A TECHNOLOGY firm’s North-East plant will remain an “engine room” for growth as new robots sustain its industry standing, its boss has told The Northern Echo.

Stadium Group has bolstered its factory with a new mechanical line to support circuit board work.

Boss Charlie Peppiatt last night said the move represents a real sign of Stadium’s international growth intent as it seeks to build on record orders and expansion into the US.

Loading article content

The business, which employs well in excess of 100 staff in the region, was founded as a motorcycle helmet company but is now responsible for designing and making vehicle control panels, wireless devices and electronic displays, with its catalogue including vehicle fleet tracking and black box systems for insurers to assess drivers’ safety.

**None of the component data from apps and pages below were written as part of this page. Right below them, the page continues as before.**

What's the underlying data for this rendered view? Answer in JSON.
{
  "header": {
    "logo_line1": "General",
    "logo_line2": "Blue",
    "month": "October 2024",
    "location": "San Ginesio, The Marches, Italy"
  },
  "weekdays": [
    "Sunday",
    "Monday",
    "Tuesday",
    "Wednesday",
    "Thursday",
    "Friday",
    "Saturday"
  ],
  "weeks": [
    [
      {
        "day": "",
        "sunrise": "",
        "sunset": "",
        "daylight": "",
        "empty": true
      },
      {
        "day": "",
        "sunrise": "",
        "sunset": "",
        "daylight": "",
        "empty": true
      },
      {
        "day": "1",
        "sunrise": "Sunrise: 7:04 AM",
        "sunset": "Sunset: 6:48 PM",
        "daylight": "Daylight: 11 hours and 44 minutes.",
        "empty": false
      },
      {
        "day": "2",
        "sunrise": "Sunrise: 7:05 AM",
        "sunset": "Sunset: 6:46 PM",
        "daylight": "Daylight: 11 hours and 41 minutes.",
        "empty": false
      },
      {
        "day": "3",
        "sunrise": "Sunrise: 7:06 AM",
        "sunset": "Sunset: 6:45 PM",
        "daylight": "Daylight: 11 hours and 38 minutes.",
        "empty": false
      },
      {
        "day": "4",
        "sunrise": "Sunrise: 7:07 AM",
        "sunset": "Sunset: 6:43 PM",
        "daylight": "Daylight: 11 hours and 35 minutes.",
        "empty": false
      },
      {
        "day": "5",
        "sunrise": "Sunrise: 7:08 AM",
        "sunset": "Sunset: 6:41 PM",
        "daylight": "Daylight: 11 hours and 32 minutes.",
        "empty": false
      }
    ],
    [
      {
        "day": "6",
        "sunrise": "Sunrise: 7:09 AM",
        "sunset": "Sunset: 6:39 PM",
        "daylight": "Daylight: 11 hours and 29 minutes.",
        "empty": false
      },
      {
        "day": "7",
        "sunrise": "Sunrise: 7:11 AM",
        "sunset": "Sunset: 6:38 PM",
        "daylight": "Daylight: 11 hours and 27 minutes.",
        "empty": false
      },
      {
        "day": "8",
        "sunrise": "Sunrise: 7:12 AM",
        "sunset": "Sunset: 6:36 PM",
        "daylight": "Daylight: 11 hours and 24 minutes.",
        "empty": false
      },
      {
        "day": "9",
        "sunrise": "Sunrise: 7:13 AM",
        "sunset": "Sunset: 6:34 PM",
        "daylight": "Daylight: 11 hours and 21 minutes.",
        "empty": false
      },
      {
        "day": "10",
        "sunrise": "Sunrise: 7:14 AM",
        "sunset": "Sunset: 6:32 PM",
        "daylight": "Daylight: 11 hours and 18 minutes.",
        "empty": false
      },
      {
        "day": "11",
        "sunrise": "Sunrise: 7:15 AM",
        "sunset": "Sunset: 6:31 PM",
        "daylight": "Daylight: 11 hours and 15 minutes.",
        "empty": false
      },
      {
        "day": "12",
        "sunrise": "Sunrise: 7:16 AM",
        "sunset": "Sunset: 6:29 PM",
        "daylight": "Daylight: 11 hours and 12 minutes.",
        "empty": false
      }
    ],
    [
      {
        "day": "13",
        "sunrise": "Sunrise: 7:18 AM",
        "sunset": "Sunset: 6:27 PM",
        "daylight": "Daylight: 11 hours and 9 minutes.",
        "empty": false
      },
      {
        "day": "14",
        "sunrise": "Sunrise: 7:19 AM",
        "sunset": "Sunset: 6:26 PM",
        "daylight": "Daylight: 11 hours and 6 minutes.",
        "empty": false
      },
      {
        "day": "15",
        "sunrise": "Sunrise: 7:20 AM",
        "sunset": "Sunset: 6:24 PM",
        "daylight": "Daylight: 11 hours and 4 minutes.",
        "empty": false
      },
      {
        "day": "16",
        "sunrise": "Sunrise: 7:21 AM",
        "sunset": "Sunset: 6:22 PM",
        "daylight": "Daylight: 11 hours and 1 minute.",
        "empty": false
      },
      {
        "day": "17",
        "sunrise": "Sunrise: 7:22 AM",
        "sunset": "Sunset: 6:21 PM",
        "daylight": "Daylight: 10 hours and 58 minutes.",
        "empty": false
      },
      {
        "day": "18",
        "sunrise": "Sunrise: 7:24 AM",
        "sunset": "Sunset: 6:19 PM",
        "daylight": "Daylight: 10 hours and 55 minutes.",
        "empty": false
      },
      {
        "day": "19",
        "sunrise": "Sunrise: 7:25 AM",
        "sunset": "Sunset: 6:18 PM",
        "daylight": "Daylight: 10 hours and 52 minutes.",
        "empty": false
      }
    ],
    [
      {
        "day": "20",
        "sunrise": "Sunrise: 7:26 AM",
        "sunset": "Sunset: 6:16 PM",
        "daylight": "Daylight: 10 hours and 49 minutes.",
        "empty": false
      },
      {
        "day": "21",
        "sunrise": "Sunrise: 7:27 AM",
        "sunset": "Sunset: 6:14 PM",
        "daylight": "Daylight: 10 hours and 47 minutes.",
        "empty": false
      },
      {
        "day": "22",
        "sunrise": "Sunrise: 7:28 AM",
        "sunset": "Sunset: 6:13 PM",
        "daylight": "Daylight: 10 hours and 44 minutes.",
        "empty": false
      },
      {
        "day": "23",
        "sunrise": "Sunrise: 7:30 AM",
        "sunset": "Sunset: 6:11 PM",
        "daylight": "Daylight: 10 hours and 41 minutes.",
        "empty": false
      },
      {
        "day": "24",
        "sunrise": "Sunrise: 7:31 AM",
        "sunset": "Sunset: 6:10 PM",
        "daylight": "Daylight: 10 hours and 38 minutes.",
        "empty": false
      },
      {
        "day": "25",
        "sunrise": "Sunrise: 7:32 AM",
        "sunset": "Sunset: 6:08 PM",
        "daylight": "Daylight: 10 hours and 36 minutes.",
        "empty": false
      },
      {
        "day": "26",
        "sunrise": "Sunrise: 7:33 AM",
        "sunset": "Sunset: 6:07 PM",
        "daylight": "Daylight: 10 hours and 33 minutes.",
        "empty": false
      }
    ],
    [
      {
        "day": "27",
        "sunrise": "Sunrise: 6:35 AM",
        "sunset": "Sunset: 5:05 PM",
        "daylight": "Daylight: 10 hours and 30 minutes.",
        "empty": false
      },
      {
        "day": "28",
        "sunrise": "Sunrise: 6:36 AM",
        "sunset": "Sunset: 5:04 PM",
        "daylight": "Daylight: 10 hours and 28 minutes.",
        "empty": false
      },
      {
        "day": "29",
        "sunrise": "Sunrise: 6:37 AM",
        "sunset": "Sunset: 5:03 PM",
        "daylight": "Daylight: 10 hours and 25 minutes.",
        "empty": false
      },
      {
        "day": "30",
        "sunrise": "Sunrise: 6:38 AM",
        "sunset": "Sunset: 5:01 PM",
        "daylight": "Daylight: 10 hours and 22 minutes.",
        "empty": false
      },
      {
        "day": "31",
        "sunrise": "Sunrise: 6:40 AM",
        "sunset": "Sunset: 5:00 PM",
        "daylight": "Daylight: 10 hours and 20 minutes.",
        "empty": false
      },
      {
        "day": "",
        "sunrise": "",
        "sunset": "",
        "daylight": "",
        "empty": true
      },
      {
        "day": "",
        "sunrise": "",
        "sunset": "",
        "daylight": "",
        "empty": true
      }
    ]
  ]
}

Mr Peppiatt, chief executive, told the Echo that the firm’s investment in its Hartlepool-based factory will help it “stay ahead of the curve”, providing skilled jobs in the process, as Stadium continues with transformation plans to shift from being a solely electronic manufacturing services operator to a design-led business.

According to its latest financial results, released yesterday, work on the latter is bearing greater fruit, with its higher-margin technology products division accounting for 61 per cent of total revenues in the six months to June 30.

Those successes helped the business’ current order book rise to a record £30.8m, which was up 19 per cent from the £25.8m announced at the end of December.

Referring to its Hartlepool factory, based off Brenda Road, Mr Peppiatt said it will continue to be a crucial element in the business’ international future alongside a sister site in southern China, citing the robot investment, to add small components to circuit boards, as a sign of its commitment.

He told the Echo: “Hartlepool is one of our European centres of excellence and we are seeing the level of activity grow at the site.

“It is an engine room for the firm and a very important part of the business.

“As we grow the technology products division, the Hartlepool site will be building (more) products that we design in our centres.”

However, Mr Peppiatt also confirmed the company was pressing ahead with ambitions to gain a foothold in North America – weeks after telling the Echo that it was aiming to “get some boots on the ground” in the territory to provide a gateway to the “largest market on the planet” for the type of apparatus it supplies.

The business has established Stadium Group Inc in a bid to access US market opportunities, and Mr Peppiatt said it was far from an idle move.

He said: “We see this as an important component in the overall strategy going forward, and is one we will continue to grow.

“We will do it in a balanced way but we are not going there as industrial tourists – there are opportunities for Stadium in North America alongside Europe and the UK, which remain important too.”

Mr Peppiatt also confirmed Stadium, which saw group revenues rise 13 per cent in the six-month period to £27.4m, and saw reported pretax profit lift 185 per cent to £2m, was keen to build on a recent £2.8m deal to buy PowerPax UK.

Announced just last week, Stadium says the tie-up will see Berkshire’s PowerPax, known for serving the industrial power supply market, strengthen Stadium’s power division by adding products and customers.

Mr Peppiatt added: “It is a really good fit and has been on our list for a while. We are very excited about it.”

Stadium previously bought Stontronics, known for making power supply units, transformers and adaptors, and took on Cable Power Limited, to cater for everchanging forms of cabling in electric devices.